WM Keith Jenkins
WM Keith Jenkins

Following 42 years of service, Watch Manager Keith Jenkins, Haverfordwest Fire Station is retiring from his wholetime duties as a Business Fire Safety Officer. 

Keith first joined the Fire and Rescue Service as an apprentice mechanic, with Dyfed County Fire Brigade, at 16 years of age, before becoming an on-call firefighter at Haverfordwest Fire Station in 1983.  

Keith has attended many significant incidents during his career. “I was on the Pointsman ship fire in 1984 and got caught in the third explosion, with two other colleagues. Firefighter Rex Evans, who broke his collar bone and Leading Fireman Brian Tytler who suffered 20% burns to his hands and face during the incident. I was so lucky just to get my helmet blown off and slight burns to my tunic. I also attended the Amoco Tank 11 fire in the same year, what an experience to see that boil over and flames reach over a 1000 ft high. 

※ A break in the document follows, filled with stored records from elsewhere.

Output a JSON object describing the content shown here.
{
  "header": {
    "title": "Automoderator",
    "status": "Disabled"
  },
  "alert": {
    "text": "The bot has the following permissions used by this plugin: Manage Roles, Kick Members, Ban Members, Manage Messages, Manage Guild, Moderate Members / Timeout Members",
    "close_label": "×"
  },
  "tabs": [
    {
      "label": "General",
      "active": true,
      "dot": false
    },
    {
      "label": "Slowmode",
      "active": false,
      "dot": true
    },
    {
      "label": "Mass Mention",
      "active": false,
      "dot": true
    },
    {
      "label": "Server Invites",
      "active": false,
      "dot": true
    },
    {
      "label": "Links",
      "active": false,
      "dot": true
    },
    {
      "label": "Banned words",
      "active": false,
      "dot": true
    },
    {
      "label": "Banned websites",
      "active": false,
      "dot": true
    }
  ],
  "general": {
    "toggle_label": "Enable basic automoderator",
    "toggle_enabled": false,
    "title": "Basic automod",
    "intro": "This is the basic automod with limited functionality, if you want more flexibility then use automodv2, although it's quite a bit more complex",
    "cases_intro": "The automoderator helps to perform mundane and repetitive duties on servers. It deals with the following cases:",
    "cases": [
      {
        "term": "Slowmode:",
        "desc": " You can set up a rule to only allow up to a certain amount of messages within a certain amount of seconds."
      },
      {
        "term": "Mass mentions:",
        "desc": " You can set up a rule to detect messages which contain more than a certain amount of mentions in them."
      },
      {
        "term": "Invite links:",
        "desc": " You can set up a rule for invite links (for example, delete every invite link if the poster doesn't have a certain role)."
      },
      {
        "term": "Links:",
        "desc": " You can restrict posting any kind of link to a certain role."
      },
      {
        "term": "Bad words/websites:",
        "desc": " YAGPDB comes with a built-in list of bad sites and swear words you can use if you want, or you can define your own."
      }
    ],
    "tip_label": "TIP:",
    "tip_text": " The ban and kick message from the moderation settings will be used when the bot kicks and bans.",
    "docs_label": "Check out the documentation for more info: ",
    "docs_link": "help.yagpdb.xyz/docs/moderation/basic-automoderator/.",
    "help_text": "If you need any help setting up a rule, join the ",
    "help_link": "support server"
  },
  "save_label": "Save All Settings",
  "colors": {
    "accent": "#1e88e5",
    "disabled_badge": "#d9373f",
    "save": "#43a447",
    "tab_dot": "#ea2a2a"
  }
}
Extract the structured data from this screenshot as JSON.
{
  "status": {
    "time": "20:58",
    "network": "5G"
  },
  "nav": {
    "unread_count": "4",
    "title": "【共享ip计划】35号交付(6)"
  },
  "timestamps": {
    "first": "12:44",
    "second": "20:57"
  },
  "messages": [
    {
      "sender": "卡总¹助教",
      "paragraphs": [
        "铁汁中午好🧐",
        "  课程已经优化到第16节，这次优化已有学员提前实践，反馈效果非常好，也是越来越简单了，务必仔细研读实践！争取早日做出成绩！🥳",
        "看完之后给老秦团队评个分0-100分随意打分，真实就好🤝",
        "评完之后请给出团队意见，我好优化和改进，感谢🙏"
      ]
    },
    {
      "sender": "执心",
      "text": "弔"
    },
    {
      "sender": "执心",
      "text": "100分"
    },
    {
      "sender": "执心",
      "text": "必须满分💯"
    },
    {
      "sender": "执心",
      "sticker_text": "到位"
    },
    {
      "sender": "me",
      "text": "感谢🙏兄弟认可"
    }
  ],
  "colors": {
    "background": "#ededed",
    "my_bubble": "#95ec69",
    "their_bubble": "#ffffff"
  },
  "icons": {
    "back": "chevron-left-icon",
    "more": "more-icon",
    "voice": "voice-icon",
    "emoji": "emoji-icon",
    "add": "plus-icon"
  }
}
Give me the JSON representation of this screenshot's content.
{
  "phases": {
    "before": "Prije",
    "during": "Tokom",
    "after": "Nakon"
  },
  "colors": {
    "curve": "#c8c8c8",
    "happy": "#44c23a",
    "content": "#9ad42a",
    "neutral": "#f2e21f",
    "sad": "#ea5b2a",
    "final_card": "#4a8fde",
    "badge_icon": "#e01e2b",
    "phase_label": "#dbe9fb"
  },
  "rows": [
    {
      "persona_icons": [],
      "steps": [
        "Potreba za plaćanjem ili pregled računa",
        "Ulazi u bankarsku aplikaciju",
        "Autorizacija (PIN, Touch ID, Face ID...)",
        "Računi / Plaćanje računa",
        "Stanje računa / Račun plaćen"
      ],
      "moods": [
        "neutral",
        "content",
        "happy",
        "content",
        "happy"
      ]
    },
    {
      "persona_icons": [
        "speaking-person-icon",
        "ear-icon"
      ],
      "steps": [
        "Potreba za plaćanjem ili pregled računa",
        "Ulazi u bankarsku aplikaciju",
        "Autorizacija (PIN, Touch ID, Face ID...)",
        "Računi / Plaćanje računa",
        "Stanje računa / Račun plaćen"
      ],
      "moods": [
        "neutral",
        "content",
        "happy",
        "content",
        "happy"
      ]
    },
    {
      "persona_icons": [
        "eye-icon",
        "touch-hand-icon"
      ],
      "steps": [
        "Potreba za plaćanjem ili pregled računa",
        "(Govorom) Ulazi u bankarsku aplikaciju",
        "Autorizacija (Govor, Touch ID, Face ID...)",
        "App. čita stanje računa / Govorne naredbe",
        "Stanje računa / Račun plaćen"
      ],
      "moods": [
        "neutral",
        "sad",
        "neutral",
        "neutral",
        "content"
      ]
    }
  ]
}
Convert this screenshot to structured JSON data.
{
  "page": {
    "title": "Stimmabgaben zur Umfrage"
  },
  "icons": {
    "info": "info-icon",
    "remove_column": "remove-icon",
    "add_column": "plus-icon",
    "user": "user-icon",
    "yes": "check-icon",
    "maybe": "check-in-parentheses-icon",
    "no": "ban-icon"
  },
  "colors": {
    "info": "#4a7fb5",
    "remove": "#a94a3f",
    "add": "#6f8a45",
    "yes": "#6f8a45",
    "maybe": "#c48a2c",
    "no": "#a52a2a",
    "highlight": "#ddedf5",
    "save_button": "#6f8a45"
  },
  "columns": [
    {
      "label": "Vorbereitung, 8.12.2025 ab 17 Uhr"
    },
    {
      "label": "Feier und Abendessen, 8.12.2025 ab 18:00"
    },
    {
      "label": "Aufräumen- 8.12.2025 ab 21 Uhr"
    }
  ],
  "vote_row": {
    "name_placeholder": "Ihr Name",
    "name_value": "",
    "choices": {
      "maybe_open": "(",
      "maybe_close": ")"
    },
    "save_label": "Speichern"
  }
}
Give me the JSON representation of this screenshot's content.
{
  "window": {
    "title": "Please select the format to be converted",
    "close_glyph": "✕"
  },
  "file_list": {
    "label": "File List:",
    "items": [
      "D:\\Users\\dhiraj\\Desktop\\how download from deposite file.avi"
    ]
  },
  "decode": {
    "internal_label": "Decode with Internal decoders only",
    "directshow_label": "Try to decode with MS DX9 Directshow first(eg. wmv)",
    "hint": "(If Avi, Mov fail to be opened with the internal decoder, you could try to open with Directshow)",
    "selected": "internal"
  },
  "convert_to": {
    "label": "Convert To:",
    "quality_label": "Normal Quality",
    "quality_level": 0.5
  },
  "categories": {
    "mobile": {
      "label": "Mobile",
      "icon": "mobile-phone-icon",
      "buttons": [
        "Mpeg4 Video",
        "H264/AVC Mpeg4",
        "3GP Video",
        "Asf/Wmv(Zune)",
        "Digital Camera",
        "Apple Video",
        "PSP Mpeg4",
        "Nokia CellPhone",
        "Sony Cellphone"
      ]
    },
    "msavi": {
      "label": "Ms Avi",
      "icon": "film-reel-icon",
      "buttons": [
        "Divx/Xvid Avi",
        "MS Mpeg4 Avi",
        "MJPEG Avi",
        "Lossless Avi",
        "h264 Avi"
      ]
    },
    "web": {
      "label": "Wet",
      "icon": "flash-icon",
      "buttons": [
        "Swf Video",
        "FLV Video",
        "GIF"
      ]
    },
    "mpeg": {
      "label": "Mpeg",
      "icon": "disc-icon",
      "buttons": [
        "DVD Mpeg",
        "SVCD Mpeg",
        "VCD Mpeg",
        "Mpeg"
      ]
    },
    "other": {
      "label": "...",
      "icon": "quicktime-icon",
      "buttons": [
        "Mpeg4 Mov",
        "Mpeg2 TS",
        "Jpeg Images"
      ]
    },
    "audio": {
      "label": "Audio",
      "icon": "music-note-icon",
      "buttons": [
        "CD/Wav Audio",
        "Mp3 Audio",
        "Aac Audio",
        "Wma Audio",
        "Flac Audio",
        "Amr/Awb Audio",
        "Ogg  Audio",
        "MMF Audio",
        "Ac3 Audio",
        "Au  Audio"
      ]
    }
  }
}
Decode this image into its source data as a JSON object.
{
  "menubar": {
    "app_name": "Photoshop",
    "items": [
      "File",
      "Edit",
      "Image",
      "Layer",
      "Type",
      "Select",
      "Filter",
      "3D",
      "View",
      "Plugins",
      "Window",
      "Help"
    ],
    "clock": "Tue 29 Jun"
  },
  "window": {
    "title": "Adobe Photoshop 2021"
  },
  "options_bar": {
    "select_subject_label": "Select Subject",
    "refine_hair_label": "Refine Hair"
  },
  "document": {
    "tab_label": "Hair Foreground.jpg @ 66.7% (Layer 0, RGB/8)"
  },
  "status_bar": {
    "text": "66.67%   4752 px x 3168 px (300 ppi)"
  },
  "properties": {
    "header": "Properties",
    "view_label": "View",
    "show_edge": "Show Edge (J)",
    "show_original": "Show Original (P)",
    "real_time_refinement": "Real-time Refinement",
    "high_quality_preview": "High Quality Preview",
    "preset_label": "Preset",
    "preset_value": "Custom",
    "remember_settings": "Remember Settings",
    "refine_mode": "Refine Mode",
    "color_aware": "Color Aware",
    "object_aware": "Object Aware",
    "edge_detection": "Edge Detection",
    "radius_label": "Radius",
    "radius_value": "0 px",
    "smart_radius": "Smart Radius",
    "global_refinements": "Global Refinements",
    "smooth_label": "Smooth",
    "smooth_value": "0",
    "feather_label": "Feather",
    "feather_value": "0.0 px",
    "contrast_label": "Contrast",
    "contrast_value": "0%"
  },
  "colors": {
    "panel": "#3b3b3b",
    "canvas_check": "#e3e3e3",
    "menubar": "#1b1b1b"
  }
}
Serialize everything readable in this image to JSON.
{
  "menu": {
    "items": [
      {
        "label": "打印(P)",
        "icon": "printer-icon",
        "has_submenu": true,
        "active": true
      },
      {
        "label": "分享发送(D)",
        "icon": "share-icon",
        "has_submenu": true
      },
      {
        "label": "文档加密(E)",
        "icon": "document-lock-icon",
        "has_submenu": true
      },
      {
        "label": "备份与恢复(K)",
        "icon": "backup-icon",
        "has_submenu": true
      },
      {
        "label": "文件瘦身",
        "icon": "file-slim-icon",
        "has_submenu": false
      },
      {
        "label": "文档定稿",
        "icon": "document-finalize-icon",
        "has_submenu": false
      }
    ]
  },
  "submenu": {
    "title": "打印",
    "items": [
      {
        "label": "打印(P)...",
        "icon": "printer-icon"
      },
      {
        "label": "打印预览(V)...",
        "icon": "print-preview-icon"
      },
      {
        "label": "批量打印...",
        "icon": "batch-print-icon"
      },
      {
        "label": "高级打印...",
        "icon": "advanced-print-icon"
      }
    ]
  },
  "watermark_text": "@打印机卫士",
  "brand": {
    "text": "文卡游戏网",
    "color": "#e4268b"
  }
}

In 1985, Keith progressed and joined the wholetime on Red watch Haverfordwest. “On my first night shift I attended the Scoveston Manor House fire. That was a very sad experience and those sad scenes that will stay with me for the rest of my life.  

In February 1996, I attended the Sea Empress oil spill, when she ran aground off the Pembrokeshire coast. I was part of a crew that was involved in manning the fire tugs and we stayed many a night on these tugs in case we were needed. 

I would like to say I am saddened to leave the wholetime at Mid and West Wales Fire and Rescue Service. It has been a privilege and an honour to be part of such a great Service and Team. During my time in the fire service I have been very fortunate to have gained experiences in so many different avenues and fields of this Service. 

I have worked alongside many great managers and colleagues over the years and have been fortunate to have worked in four different commands, which has given me not only great professional development but personnel development too.  

Amongst the hardest thing I have done during my time with the fire and rescue service is becoming a fire brigade diver. I trained and qualified with Northumbria Police, over a course of 8 weeks, and attended many incidents over the years. 

I was also in charge of Pontardawe Fire Station during the Gleision Colliery disaster in Pontardawe, where sadly four people lost their lives in this tragic incident. 

The fire service has been a massive part of my life. Having served the community for nearly 42 years, this has been a hard decision for me to make, so, at this moment in time, I will be continuing to work as a Watch Manager in charge of the On-call crews at Haverfordwest. I believe that the knowledge I have gained will carry me in good stead for the new role I have accepted with the NHS, as a Fire Safety Advisor in Hywel Dda Health trust.  

I cannot thank the Fire Service enough for all that they have done for me, I will sincerely miss it.